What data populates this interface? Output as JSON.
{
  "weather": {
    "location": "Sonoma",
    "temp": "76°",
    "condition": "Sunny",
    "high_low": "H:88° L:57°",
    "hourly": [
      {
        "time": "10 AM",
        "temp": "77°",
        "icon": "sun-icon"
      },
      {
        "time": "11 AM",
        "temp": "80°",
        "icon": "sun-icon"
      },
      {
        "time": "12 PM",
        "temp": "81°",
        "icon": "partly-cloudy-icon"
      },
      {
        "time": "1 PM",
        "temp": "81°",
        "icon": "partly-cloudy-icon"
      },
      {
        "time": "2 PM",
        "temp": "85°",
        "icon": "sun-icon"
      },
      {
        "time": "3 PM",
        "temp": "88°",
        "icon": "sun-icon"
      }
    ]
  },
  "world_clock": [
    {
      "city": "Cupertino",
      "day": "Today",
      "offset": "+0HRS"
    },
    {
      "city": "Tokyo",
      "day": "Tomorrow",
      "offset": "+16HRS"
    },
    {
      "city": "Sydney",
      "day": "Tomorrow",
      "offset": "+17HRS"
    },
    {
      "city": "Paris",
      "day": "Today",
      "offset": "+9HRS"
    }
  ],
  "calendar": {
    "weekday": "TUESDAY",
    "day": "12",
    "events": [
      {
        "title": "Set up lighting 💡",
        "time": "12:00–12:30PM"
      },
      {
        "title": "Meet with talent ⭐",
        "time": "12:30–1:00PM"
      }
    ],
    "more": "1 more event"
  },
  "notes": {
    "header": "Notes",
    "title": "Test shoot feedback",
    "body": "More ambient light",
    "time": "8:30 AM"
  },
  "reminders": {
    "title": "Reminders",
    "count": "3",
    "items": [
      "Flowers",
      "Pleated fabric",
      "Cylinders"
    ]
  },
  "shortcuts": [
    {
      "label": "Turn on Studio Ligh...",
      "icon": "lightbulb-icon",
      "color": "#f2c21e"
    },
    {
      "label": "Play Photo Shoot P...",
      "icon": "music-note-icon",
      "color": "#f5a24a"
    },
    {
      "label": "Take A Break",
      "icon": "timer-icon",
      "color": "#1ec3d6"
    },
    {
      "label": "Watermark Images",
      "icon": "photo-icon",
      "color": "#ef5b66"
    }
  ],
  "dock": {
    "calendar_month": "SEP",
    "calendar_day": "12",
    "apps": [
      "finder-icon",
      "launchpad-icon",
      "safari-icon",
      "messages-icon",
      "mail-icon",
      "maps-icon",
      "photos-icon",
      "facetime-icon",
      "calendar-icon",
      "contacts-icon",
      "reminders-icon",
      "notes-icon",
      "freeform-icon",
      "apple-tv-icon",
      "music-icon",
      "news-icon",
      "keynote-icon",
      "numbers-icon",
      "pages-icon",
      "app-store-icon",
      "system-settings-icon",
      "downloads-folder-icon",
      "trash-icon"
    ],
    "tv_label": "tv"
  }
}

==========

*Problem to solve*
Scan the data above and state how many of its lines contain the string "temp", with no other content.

*Reply*
7